### [Data listing]

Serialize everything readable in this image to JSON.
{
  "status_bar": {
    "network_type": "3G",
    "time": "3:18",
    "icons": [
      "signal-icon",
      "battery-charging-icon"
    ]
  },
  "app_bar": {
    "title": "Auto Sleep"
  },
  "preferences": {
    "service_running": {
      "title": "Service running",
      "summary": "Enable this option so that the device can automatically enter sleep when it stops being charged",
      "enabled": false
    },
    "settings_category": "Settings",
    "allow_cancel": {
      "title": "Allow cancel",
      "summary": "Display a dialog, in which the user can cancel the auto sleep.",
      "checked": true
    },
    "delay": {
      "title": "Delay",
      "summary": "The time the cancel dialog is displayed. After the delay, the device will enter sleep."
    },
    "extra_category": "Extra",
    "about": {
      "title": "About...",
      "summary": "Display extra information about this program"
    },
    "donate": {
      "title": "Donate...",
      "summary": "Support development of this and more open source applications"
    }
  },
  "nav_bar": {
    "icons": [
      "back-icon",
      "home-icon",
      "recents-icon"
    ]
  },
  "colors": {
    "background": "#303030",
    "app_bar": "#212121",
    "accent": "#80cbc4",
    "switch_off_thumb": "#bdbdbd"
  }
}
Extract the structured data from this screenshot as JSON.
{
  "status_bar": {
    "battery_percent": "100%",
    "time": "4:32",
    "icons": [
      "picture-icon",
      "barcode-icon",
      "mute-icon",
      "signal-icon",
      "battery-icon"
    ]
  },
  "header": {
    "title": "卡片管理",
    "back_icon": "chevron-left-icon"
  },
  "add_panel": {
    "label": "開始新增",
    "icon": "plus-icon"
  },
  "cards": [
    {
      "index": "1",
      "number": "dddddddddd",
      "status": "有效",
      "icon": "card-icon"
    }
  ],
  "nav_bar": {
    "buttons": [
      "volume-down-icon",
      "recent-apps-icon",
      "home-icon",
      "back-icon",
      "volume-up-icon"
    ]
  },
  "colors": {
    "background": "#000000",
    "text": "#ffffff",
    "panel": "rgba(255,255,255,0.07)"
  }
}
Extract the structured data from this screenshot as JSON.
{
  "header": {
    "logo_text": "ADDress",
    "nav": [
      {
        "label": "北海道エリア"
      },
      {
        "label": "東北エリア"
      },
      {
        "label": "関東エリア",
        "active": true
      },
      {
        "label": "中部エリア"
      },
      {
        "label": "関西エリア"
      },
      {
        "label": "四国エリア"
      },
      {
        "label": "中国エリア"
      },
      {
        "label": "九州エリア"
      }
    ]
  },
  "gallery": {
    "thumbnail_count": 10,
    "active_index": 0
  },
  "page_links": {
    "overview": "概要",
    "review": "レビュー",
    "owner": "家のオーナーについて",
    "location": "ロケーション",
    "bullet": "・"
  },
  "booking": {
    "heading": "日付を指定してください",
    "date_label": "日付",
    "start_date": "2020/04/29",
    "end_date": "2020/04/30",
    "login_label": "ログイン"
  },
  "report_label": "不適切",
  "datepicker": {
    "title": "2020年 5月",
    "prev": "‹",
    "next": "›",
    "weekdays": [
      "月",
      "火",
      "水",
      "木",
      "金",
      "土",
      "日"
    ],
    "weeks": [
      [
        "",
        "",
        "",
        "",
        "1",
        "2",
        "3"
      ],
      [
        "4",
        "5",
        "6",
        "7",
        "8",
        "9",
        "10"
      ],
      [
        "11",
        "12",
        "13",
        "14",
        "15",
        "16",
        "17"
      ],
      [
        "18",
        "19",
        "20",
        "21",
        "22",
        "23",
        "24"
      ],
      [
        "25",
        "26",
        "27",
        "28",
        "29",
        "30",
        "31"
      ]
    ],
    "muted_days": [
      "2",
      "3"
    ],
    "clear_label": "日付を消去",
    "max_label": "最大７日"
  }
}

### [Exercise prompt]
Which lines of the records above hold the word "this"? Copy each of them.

### [Written solution]
Serialize everything readable in this image to JSON.
      "summary": "Enable this option so that the device can automatically enter sleep when it stops being charged",
      "summary": "Display extra information about this program"
      "summary": "Support development of this and more open source applications"
Extract the structured data from this screenshot as JSON.
Extract the structured data from this screenshot as JSON.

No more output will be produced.